The reforms of the liturgy resulting from the Second Vatican Council have greatly increased the freedom of choice of liturgical music; the council also encouraged the composition of new music for the sacred liturgy. However, every freedom entails a corresponding responsibility; and it does not seem that, in the years since the council, the responsibility for the choice of sacred music has been exercised with equal wisdom in all circles. To judge by what is normally heard in the churches, one might even conclude that the Church no longer holds any standards in the realm of sacred music, and that, in fact, anything goes.
The council did not leave all up in the air, however, and if its Constitution on the Sacred Liturgy had been seriously heeded, a living tradition would still be alive everywhere, and we would have added musical works of some permanence to the “store of treasures” of sacred music. The council laid down some rather specific norms which can serve as a basis for developing an understanding of sacred music and thus for choosing wisely.

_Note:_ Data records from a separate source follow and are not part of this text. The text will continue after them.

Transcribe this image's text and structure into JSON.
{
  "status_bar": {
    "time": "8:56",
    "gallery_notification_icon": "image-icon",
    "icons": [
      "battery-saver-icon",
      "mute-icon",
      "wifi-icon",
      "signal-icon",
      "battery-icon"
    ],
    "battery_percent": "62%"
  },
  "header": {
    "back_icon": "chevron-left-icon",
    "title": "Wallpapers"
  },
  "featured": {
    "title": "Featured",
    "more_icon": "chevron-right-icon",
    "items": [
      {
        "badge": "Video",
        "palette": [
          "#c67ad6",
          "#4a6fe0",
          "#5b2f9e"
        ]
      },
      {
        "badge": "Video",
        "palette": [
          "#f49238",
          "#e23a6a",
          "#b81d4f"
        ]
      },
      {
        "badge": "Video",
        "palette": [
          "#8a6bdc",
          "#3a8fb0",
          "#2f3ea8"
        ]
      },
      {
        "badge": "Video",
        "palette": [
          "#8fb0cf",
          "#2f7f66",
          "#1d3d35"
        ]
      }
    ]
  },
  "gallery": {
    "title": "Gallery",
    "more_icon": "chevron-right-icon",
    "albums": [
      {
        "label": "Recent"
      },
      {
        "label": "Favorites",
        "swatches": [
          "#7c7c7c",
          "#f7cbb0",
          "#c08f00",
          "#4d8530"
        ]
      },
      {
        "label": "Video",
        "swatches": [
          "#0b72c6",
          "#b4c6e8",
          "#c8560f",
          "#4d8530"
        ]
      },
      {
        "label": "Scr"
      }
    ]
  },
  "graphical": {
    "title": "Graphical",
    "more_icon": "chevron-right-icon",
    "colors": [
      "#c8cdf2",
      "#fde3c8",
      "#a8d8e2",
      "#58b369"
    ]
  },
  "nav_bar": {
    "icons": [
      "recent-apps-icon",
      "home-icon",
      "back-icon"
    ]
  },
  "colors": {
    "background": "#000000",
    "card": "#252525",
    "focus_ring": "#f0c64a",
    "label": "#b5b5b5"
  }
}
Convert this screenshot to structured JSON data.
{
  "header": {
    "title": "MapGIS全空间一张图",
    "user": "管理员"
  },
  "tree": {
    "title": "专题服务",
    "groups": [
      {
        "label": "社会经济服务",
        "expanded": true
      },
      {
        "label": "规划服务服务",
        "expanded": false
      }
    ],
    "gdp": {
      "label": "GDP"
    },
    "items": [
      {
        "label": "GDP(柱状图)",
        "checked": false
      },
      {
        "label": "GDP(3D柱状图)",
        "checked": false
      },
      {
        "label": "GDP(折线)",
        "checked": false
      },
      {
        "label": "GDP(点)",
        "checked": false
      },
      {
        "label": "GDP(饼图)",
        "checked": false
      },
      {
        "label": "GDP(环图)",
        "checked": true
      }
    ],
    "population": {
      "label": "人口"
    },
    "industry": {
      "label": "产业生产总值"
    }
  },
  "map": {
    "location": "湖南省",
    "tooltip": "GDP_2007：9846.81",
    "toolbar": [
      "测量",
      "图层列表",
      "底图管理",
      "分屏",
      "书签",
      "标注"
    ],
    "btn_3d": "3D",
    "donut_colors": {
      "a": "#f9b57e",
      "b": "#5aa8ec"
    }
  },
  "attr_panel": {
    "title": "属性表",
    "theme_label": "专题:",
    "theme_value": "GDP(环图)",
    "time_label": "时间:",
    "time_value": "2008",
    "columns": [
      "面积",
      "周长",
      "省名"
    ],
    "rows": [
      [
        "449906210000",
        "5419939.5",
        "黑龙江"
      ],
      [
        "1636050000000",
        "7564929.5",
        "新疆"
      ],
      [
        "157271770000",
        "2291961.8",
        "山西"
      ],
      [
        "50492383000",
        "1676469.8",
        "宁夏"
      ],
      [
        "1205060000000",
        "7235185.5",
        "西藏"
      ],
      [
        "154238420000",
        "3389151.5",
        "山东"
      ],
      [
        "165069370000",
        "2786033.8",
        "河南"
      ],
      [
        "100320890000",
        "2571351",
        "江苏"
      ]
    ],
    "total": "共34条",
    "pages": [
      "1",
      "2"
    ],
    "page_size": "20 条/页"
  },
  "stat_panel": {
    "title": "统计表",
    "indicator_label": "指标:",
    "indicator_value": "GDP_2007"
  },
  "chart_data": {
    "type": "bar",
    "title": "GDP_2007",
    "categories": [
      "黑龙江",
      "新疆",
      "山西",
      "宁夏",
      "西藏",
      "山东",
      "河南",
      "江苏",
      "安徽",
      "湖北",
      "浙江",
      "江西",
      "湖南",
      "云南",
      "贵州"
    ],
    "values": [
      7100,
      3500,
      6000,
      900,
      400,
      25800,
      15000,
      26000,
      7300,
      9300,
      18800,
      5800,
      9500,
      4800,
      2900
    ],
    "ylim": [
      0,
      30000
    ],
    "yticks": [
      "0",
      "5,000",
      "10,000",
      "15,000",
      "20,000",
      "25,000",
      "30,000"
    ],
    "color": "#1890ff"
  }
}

In its chapter on sacred music, the council declared that the solemn sung form of the liturgy is the higher form, that of all the arts music represents the greatest store of traditional treasures of the liturgy, that music is the more holy insofar as it is intimately connected to the liturgical action, and that Gregorian chant is the normative music of the Roman rite. Moreover, in speaking of innovations in general, it required that new forms derive organically from existing ones.
From Sacred Music 102, no. 3 (1975), reprinted in The Musical Shape of the Liturgy by William Peter Mahrt (2012)